The recently-passed school budget, ideas for the redevelopment of the Motor Ave. Liberty Site and updates on activities in the Village of Farmingdale were the center of the discussion at the Concerned Citizens Association of Farmingdale (CCAF) meeting on Thursday.
The School Budget
“We’re very grateful to Farmingdale residents for passing the budget," said Tina Diamond, a CCAF board member as well as a 12-year school board member. “We had extremely good support receiving 43 percent positive votes. The passage reflects the importance of education in our community.”
“We’re battling escalating costs and we need significant changes,” she said, acknowledging that only 3,000 residents voted as opposed to 5,000 to 6,000 who usually vote.
“There were more ‘no’ votes than ever before,” said one attendee. One senior resident questioned the $7 million used to plug the budget gap out of the school’s reserve fund.
Chuck Gosline, CCAF president, said the organization will write a letter with its concerns. “We’d like a full list of the state mandates and what they cost,” he said. “We need mandate relief. We would also like to change the funding formula to make it more equitable for each student in the state and areas like Long Island,” he said.
The Liberty Site
Gosline reminded the audience of the between the EPA and Town of Oyster Bay at the site for the past 20 plus years.
“Every time I ask for an update, I get a song-and-a-dance,” said Gosline. “Our organization provided a list of ideas for the multi-acre site. Spending $36 million to clean it up has been a high cost.” A trio of Farmingdale High School students presented their redevelopment ideas for the Liberty site. These included a small study center, an amphitheater, a community pool, a sports center for non-competitive pick-up games, a memorial center or a garden area, among others.
“We’re taking these ideas and narrowing the list down,” said one student. “In the end, we’d like to put together a 3D model of our plans to put in front of the town.”
Trustee Cheryl Parisi and Deputy Mayor/Village Trustee Patricia A. Christiansen described a land swap with the owner of the near finalized Hilton Hotel being built next to the train station.
A streetscape grant is also enabling 23 stores in the village to add new awnings and lights to their establishments.
One resident raised the topic the Village potentially eliminating the 24/7 dispatcher in the Village of Farmingdale fire house. “It is the gold standard,” Parisi said. “We have an overlap between the 9-1-1 calls and those going directly to the fire house.”

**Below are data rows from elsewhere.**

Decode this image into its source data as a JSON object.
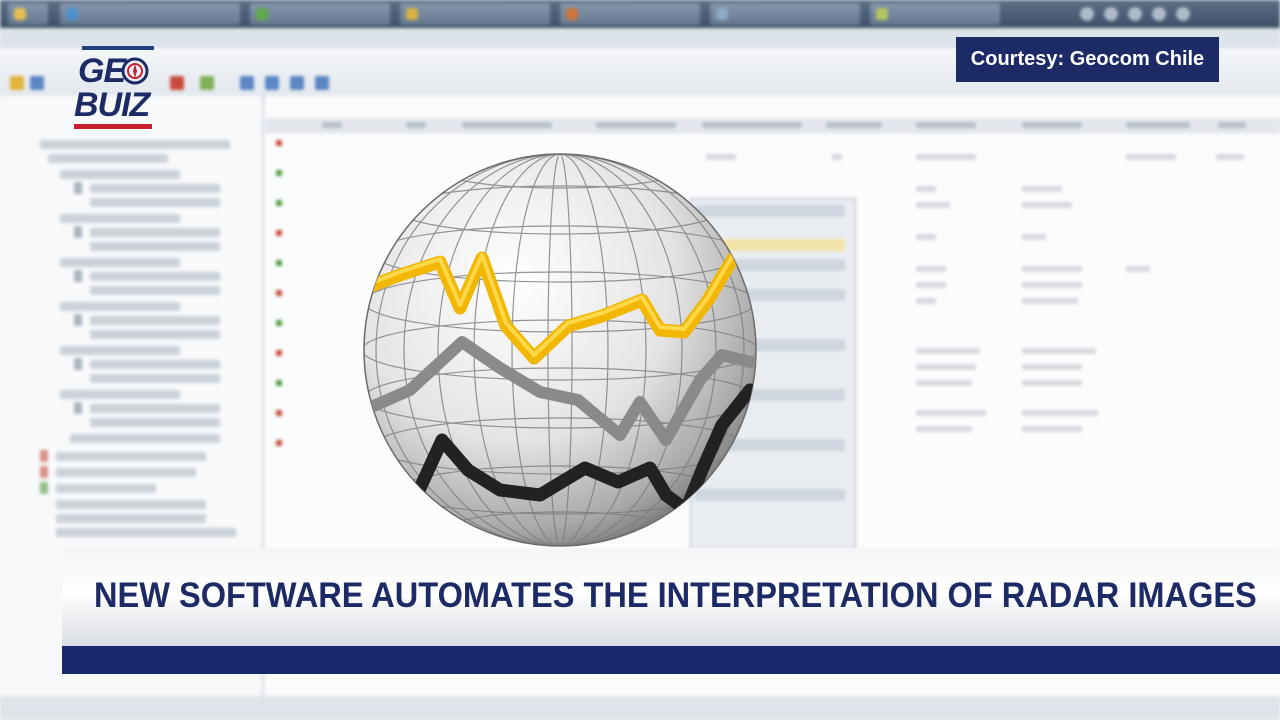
{
  "logo": {
    "line1": "GE",
    "line2": "BUIZ"
  },
  "courtesy": {
    "text": "Courtesy: Geocom Chile"
  },
  "headline": {
    "text": "NEW SOFTWARE AUTOMATES THE INTERPRETATION OF RADAR IMAGES"
  },
  "colors": {
    "brand_navy": "#1c2a66",
    "brand_red": "#c8202d",
    "globe_line_yellow": "#f2b705",
    "globe_line_gray": "#8a8a8a",
    "globe_line_black": "#222222"
  },
  "icons": {
    "globe": "globe-chart-icon",
    "compass": "compass-icon"
  }
}
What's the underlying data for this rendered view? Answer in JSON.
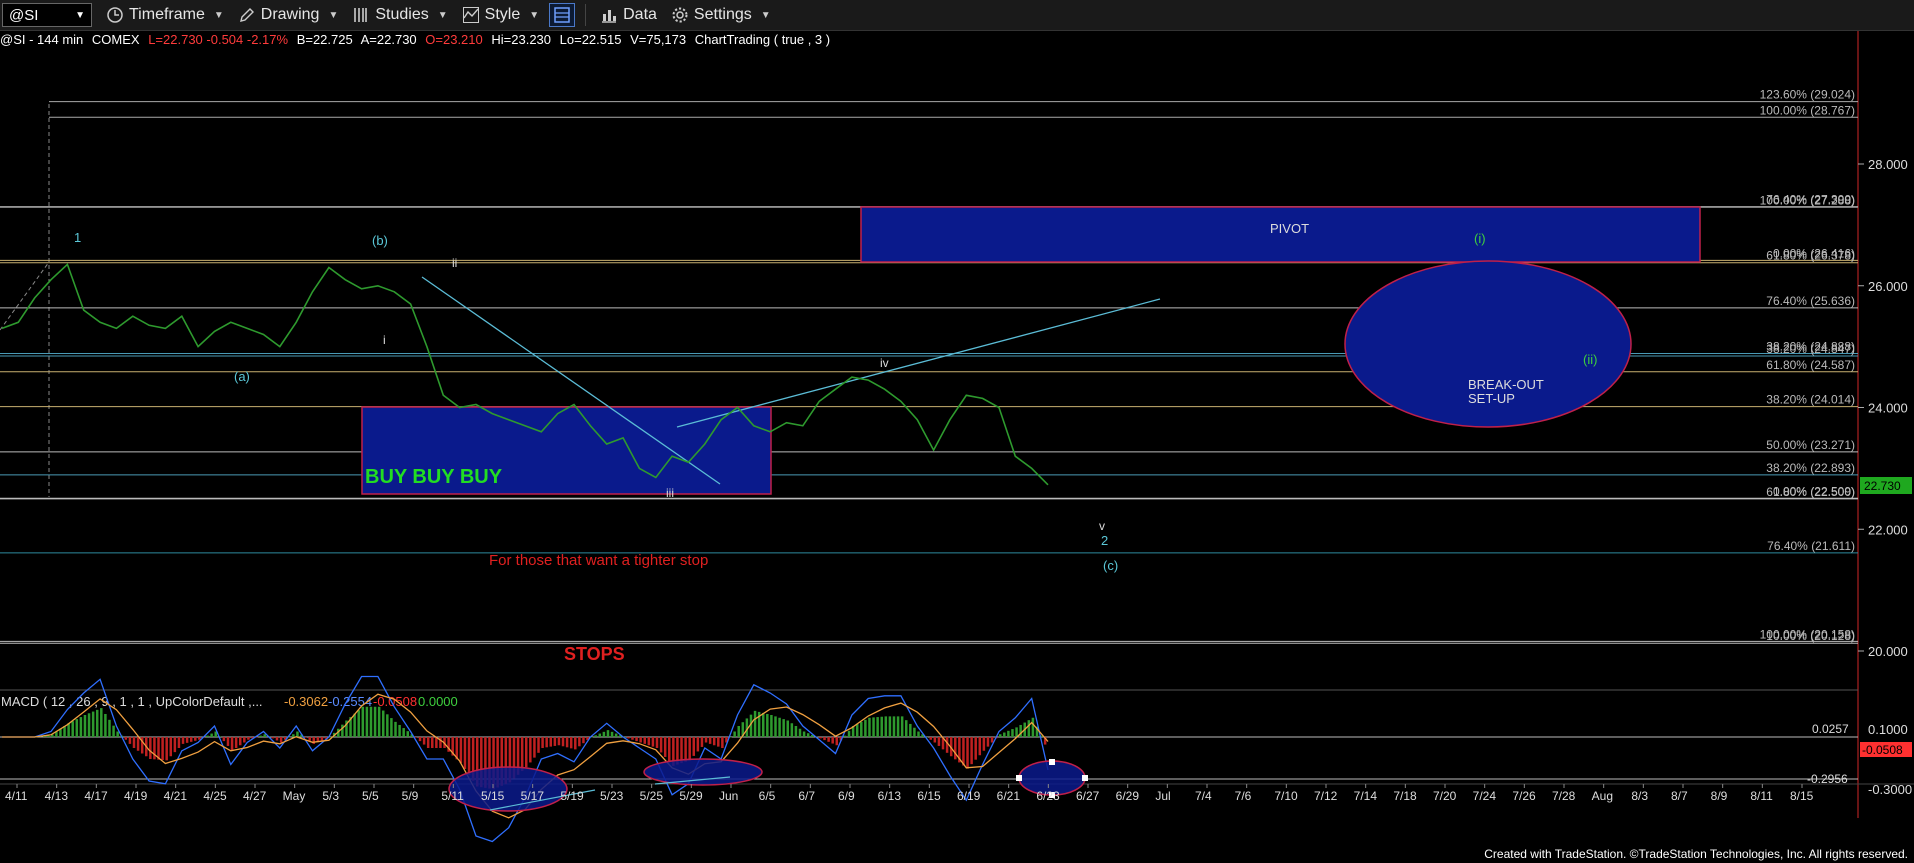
{
  "toolbar": {
    "symbol": "@SI",
    "timeframe_label": "Timeframe",
    "drawing_label": "Drawing",
    "studies_label": "Studies",
    "style_label": "Style",
    "data_label": "Data",
    "settings_label": "Settings"
  },
  "infobar": {
    "symbol": "@SI - 144 min",
    "exchange": "COMEX",
    "last_change": "L=22.730  -0.504  -2.17%",
    "bid": "B=22.725",
    "ask": "A=22.730",
    "open": "O=23.210",
    "high": "Hi=23.230",
    "low": "Lo=22.515",
    "volume": "V=75,173",
    "study": "ChartTrading ( true , 3 )"
  },
  "colors": {
    "up_green": "#2e9a2e",
    "cyan_line": "#5bbcd6",
    "box_blue": "#0a1a8c",
    "box_border": "#c0204a",
    "red_text": "#e02020",
    "price_tag": "#1fa81f",
    "macd_red": "#ff3030",
    "macd_blue": "#2f6fff",
    "macd_orange": "#f0a040",
    "wave_label": "#5bc8d8",
    "fib_text": "#bbbbbb"
  },
  "chart_data": {
    "type": "line",
    "title": "",
    "price_axis": {
      "ylim": [
        19.7,
        29.4
      ],
      "ticks": [
        "28.000",
        "26.000",
        "24.000",
        "22.000",
        "20.000"
      ]
    },
    "current_price_tag": "22.730",
    "x_tick_labels": [
      "4/11",
      "4/13",
      "4/17",
      "4/19",
      "4/21",
      "4/25",
      "4/27",
      "May",
      "5/3",
      "5/5",
      "5/9",
      "5/11",
      "5/15",
      "5/17",
      "5/19",
      "5/23",
      "5/25",
      "5/29",
      "Jun",
      "6/5",
      "6/7",
      "6/9",
      "6/13",
      "6/15",
      "6/19",
      "6/21",
      "6/23",
      "6/27",
      "6/29",
      "Jul",
      "7/4",
      "7/6",
      "7/10",
      "7/12",
      "7/14",
      "7/18",
      "7/20",
      "7/24",
      "7/26",
      "7/28",
      "Aug",
      "8/3",
      "8/7",
      "8/9",
      "8/11",
      "8/15"
    ],
    "series": [
      {
        "x": [
          0,
          4,
          8,
          12,
          16,
          20,
          24,
          28,
          32,
          36,
          40,
          44,
          48,
          52,
          56,
          60,
          64,
          68,
          72,
          76,
          80,
          84,
          88,
          92,
          96,
          100,
          104,
          108,
          112,
          116,
          120,
          124,
          128,
          132,
          136,
          140,
          144,
          148,
          152,
          156,
          160,
          164,
          168,
          172,
          176,
          180,
          184,
          188,
          192,
          196,
          200,
          204,
          208,
          212,
          216,
          220,
          224,
          228,
          232,
          236,
          240,
          244,
          248,
          252,
          256
        ],
        "y": [
          25.3,
          25.4,
          25.8,
          26.1,
          26.35,
          25.6,
          25.4,
          25.3,
          25.5,
          25.35,
          25.3,
          25.5,
          25.0,
          25.25,
          25.4,
          25.3,
          25.2,
          25.0,
          25.4,
          25.9,
          26.3,
          26.1,
          25.95,
          26.0,
          25.9,
          25.7,
          25.0,
          24.2,
          24.0,
          24.05,
          23.9,
          23.8,
          23.7,
          23.6,
          23.9,
          24.05,
          23.7,
          23.4,
          23.5,
          23.0,
          22.85,
          23.2,
          23.1,
          23.4,
          23.8,
          24.0,
          23.7,
          23.6,
          23.75,
          23.7,
          24.1,
          24.3,
          24.5,
          24.45,
          24.3,
          24.1,
          23.8,
          23.3,
          23.8,
          24.2,
          24.15,
          24.0,
          23.2,
          23.0,
          22.73
        ]
      }
    ],
    "fib_labels": [
      "123.60% (29.024)",
      "100.00% (28.767)",
      "100.00% (27.288)",
      "76.40% (27.300)",
      "0.00% (26.416)",
      "61.80% (26.378)",
      "76.40% (25.636)",
      "38.20% (24.888)",
      "38.20% (24.847)",
      "61.80% (24.587)",
      "38.20% (24.014)",
      "50.00% (23.271)",
      "38.20% (22.893)",
      "0.00% (22.509)",
      "61.80% (22.500)",
      "76.40% (21.611)",
      "100.00% (20.158)",
      "10.00% (20.128)"
    ],
    "annotations": {
      "pivot": "PIVOT",
      "breakout": [
        "BREAK-OUT",
        "SET-UP"
      ],
      "buy": "BUY BUY BUY",
      "tighter_stop": "For those that want a tighter stop",
      "stops": "STOPS",
      "waves": [
        "1",
        "(b)",
        "ii",
        "i",
        "(a)",
        "iii",
        "iv",
        "v",
        "2",
        "(c)",
        "(i)",
        "(ii)"
      ]
    },
    "macd": {
      "label": "MACD ( 12 , 26 , 9 , 1 , 1 , UpColorDefault ,...",
      "values": [
        "-0.3062",
        "-0.2554",
        "-0.0508",
        "0.0000"
      ],
      "ticks": [
        "0.1000",
        "-0.3000"
      ],
      "level_labels": [
        "0.0257",
        "-0.2956"
      ],
      "current_tag": "-0.0508"
    }
  },
  "footer": {
    "credit": "Created with TradeStation. ©TradeStation Technologies, Inc. All rights reserved."
  }
}
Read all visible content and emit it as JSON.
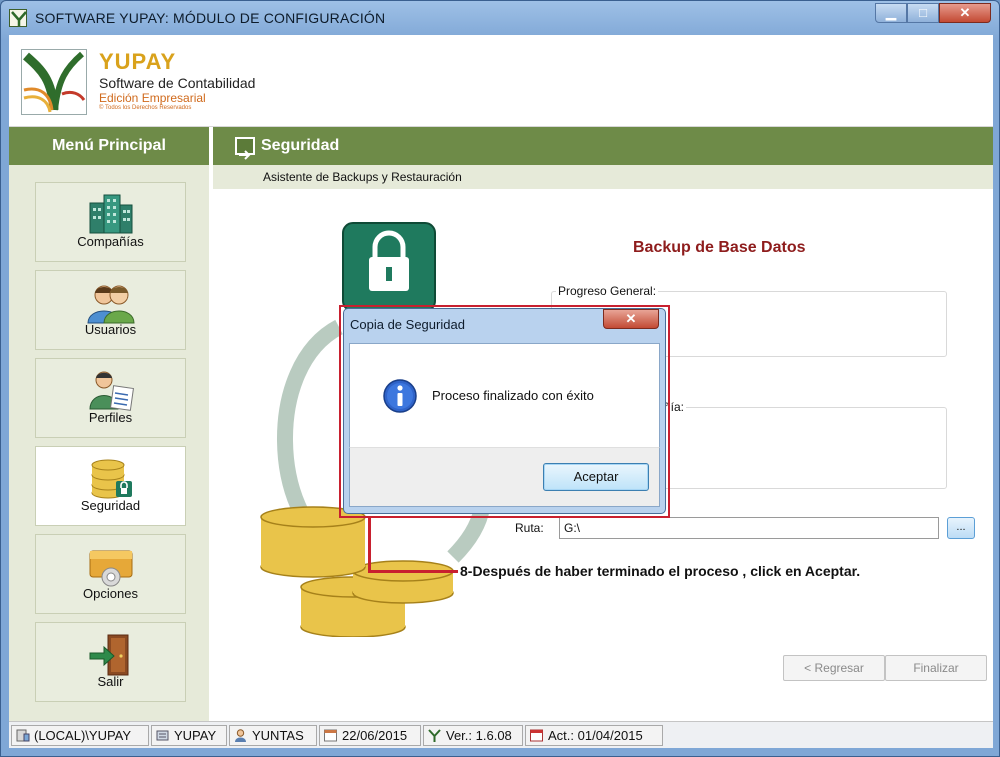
{
  "window": {
    "title": "SOFTWARE YUPAY: MÓDULO DE CONFIGURACIÓN",
    "min": "▁",
    "max": "□",
    "close": "✕"
  },
  "brand": {
    "name": "YUPAY",
    "subtitle": "Software de Contabilidad",
    "edition": "Edición Empresarial",
    "rights": "© Todos los Derechos Reservados"
  },
  "sidebar": {
    "title": "Menú Principal",
    "items": [
      {
        "label": "Compañías",
        "icon": "buildings-icon"
      },
      {
        "label": "Usuarios",
        "icon": "users-icon"
      },
      {
        "label": "Perfiles",
        "icon": "profile-icon"
      },
      {
        "label": "Seguridad",
        "icon": "database-lock-icon",
        "active": true
      },
      {
        "label": "Opciones",
        "icon": "options-icon"
      },
      {
        "label": "Salir",
        "icon": "exit-door-icon"
      }
    ]
  },
  "main": {
    "section_title": "Seguridad",
    "subtitle": "Asistente de Backups y Restauración",
    "backup_title": "Backup de Base Datos",
    "progress_label": "Progreso General:",
    "company_label_partial": "ñía:",
    "ruta_label": "Ruta:",
    "ruta_value": "G:\\",
    "browse_label": "...",
    "back_button": "< Regresar",
    "finish_button": "Finalizar"
  },
  "annotation": {
    "text": "8-Después de haber terminado el proceso , click en Aceptar.",
    "color": "#c8202f"
  },
  "dialog": {
    "title": "Copia de Seguridad",
    "close": "✕",
    "message": "Proceso finalizado con éxito",
    "ok_button": "Aceptar"
  },
  "statusbar": {
    "server": "(LOCAL)\\YUPAY",
    "database": "YUPAY",
    "user": "YUNTAS",
    "date": "22/06/2015",
    "version": "Ver.: 1.6.08",
    "updated": "Act.: 01/04/2015"
  },
  "colors": {
    "green": "#6e8b48",
    "sidebar_bg": "#e6ead9",
    "title_red": "#8e1c1c",
    "accent_gold": "#d9a21c"
  }
}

The resident asked about the cost of keeping a dedicated employee in that position, saying he had heard it cost $300,000 a year. A discussion ensued over the merits, both pro and con, of having someone always manning the firehouse.
Gosline thanked State Senator Charles J. Fuschillo Jr. and emphasized the need for more volunteers to keep the organization running. “We only have 3 ½ board members and we’re looking for help,” he said.